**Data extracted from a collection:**
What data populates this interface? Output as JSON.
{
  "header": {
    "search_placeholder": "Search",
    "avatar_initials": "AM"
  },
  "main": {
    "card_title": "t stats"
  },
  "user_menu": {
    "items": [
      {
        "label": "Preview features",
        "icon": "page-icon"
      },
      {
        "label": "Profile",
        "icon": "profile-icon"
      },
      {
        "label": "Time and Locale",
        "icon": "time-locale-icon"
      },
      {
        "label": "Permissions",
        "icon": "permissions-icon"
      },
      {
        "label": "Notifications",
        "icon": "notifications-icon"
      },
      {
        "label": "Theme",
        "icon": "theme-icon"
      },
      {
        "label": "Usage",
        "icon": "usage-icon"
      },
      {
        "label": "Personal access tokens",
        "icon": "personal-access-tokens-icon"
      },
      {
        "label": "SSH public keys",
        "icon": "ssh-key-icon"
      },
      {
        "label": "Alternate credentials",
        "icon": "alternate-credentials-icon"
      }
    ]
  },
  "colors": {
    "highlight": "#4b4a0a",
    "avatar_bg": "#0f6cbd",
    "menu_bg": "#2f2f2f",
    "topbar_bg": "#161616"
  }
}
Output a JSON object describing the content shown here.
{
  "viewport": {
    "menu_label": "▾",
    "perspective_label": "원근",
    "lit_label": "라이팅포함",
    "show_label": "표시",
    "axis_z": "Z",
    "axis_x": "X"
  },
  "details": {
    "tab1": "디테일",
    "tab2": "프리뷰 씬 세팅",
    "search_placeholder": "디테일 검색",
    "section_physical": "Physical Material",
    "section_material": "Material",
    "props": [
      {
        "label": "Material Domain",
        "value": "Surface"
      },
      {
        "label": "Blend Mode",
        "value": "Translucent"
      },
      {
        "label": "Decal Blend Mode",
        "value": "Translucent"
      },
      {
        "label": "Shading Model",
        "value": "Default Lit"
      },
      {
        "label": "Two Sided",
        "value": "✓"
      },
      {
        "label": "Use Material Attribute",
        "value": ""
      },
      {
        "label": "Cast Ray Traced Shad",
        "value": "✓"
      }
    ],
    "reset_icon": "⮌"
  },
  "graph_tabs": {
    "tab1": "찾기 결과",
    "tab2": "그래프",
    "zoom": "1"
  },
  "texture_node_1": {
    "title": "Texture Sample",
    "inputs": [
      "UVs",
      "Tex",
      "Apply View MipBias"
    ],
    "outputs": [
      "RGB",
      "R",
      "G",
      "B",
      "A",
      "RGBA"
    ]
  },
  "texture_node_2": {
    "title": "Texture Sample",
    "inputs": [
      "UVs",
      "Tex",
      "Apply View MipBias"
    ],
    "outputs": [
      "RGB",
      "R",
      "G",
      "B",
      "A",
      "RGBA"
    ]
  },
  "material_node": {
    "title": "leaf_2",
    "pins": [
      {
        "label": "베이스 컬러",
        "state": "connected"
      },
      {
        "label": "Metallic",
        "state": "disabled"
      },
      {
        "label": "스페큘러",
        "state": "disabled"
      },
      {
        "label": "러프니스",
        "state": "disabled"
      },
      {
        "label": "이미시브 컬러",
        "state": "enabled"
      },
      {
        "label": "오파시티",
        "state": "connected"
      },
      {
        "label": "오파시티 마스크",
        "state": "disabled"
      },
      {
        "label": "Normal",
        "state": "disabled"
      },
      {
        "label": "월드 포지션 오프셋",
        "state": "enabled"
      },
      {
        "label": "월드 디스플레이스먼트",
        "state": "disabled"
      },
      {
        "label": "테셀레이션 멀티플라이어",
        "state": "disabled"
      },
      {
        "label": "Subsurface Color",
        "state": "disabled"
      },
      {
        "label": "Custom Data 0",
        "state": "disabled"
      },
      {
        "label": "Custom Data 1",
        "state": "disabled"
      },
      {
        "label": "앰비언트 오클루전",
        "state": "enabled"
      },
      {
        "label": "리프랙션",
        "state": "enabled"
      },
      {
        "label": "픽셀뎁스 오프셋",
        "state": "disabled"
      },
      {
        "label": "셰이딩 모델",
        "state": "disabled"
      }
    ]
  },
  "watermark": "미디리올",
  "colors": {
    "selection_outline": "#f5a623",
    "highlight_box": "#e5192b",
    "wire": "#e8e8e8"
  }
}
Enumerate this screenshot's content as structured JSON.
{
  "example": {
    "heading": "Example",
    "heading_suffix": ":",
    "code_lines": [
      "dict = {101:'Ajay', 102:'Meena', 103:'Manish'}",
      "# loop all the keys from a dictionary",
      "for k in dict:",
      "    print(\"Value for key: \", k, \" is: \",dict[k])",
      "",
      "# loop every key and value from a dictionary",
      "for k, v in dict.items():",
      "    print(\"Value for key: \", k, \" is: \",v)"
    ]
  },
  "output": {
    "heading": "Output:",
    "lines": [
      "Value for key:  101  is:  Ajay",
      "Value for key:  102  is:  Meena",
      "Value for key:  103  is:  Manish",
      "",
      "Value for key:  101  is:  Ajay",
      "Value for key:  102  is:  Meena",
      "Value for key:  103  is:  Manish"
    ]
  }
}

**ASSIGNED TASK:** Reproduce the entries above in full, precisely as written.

**FINISHED EXERCISE:**
What data populates this interface? Output as JSON.
{
  "header": {
    "search_placeholder": "Search",
    "avatar_initials": "AM"
  },
  "main": {
    "card_title": "t stats"
  },
  "user_menu": {
    "items": [
      {
        "label": "Preview features",
        "icon": "page-icon"
      },
      {
        "label": "Profile",
        "icon": "profile-icon"
      },
      {
        "label": "Time and Locale",
        "icon": "time-locale-icon"
      },
      {
        "label": "Permissions",
        "icon": "permissions-icon"
      },
      {
        "label": "Notifications",
        "icon": "notifications-icon"
      },
      {
        "label": "Theme",
        "icon": "theme-icon"
      },
      {
        "label": "Usage",
        "icon": "usage-icon"
      },
      {
        "label": "Personal access tokens",
        "icon": "personal-access-tokens-icon"
      },
      {
        "label": "SSH public keys",
        "icon": "ssh-key-icon"
      },
      {
        "label": "Alternate credentials",
        "icon": "alternate-credentials-icon"
      }
    ]
  },
  "colors": {
    "highlight": "#4b4a0a",
    "avatar_bg": "#0f6cbd",
    "menu_bg": "#2f2f2f",
    "topbar_bg": "#161616"
  }
}
Output a JSON object describing the content shown here.
{
  "viewport": {
    "menu_label": "▾",
    "perspective_label": "원근",
    "lit_label": "라이팅포함",
    "show_label": "표시",
    "axis_z": "Z",
    "axis_x": "X"
  },
  "details": {
    "tab1": "디테일",
    "tab2": "프리뷰 씬 세팅",
    "search_placeholder": "디테일 검색",
    "section_physical": "Physical Material",
    "section_material": "Material",
    "props": [
      {
        "label": "Material Domain",
        "value": "Surface"
      },
      {
        "label": "Blend Mode",
        "value": "Translucent"
      },
      {
        "label": "Decal Blend Mode",
        "value": "Translucent"
      },
      {
        "label": "Shading Model",
        "value": "Default Lit"
      },
      {
        "label": "Two Sided",
        "value": "✓"
      },
      {
        "label": "Use Material Attribute",
        "value": ""
      },
      {
        "label": "Cast Ray Traced Shad",
        "value": "✓"
      }
    ],
    "reset_icon": "⮌"
  },
  "graph_tabs": {
    "tab1": "찾기 결과",
    "tab2": "그래프",
    "zoom": "1"
  },
  "texture_node_1": {
    "title": "Texture Sample",
    "inputs": [
      "UVs",
      "Tex",
      "Apply View MipBias"
    ],
    "outputs": [
      "RGB",
      "R",
      "G",
      "B",
      "A",
      "RGBA"
    ]
  },
  "texture_node_2": {
    "title": "Texture Sample",
    "inputs": [
      "UVs",
      "Tex",
      "Apply View MipBias"
    ],
    "outputs": [
      "RGB",
      "R",
      "G",
      "B",
      "A",
      "RGBA"
    ]
  },
  "material_node": {
    "title": "leaf_2",
    "pins": [
      {
        "label": "베이스 컬러",
        "state": "connected"
      },
      {
        "label": "Metallic",
        "state": "disabled"
      },
      {
        "label": "스페큘러",
        "state": "disabled"
      },
      {
        "label": "러프니스",
        "state": "disabled"
      },
      {
        "label": "이미시브 컬러",
        "state": "enabled"
      },
      {
        "label": "오파시티",
        "state": "connected"
      },
      {
        "label": "오파시티 마스크",
        "state": "disabled"
      },
      {
        "label": "Normal",
        "state": "disabled"
      },
      {
        "label": "월드 포지션 오프셋",
        "state": "enabled"
      },
      {
        "label": "월드 디스플레이스먼트",
        "state": "disabled"
      },
      {
        "label": "테셀레이션 멀티플라이어",
        "state": "disabled"
      },
      {
        "label": "Subsurface Color",
        "state": "disabled"
      },
      {
        "label": "Custom Data 0",
        "state": "disabled"
      },
      {
        "label": "Custom Data 1",
        "state": "disabled"
      },
      {
        "label": "앰비언트 오클루전",
        "state": "enabled"
      },
      {
        "label": "리프랙션",
        "state": "enabled"
      },
      {
        "label": "픽셀뎁스 오프셋",
        "state": "disabled"
      },
      {
        "label": "셰이딩 모델",
        "state": "disabled"
      }
    ]
  },
  "watermark": "미디리올",
  "colors": {
    "selection_outline": "#f5a623",
    "highlight_box": "#e5192b",
    "wire": "#e8e8e8"
  }
}
Enumerate this screenshot's content as structured JSON.
{
  "example": {
    "heading": "Example",
    "heading_suffix": ":",
    "code_lines": [
      "dict = {101:'Ajay', 102:'Meena', 103:'Manish'}",
      "# loop all the keys from a dictionary",
      "for k in dict:",
      "    print(\"Value for key: \", k, \" is: \",dict[k])",
      "",
      "# loop every key and value from a dictionary",
      "for k, v in dict.items():",
      "    print(\"Value for key: \", k, \" is: \",v)"
    ]
  },
  "output": {
    "heading": "Output:",
    "lines": [
      "Value for key:  101  is:  Ajay",
      "Value for key:  102  is:  Meena",
      "Value for key:  103  is:  Manish",
      "",
      "Value for key:  101  is:  Ajay",
      "Value for key:  102  is:  Meena",
      "Value for key:  103  is:  Manish"
    ]
  }
}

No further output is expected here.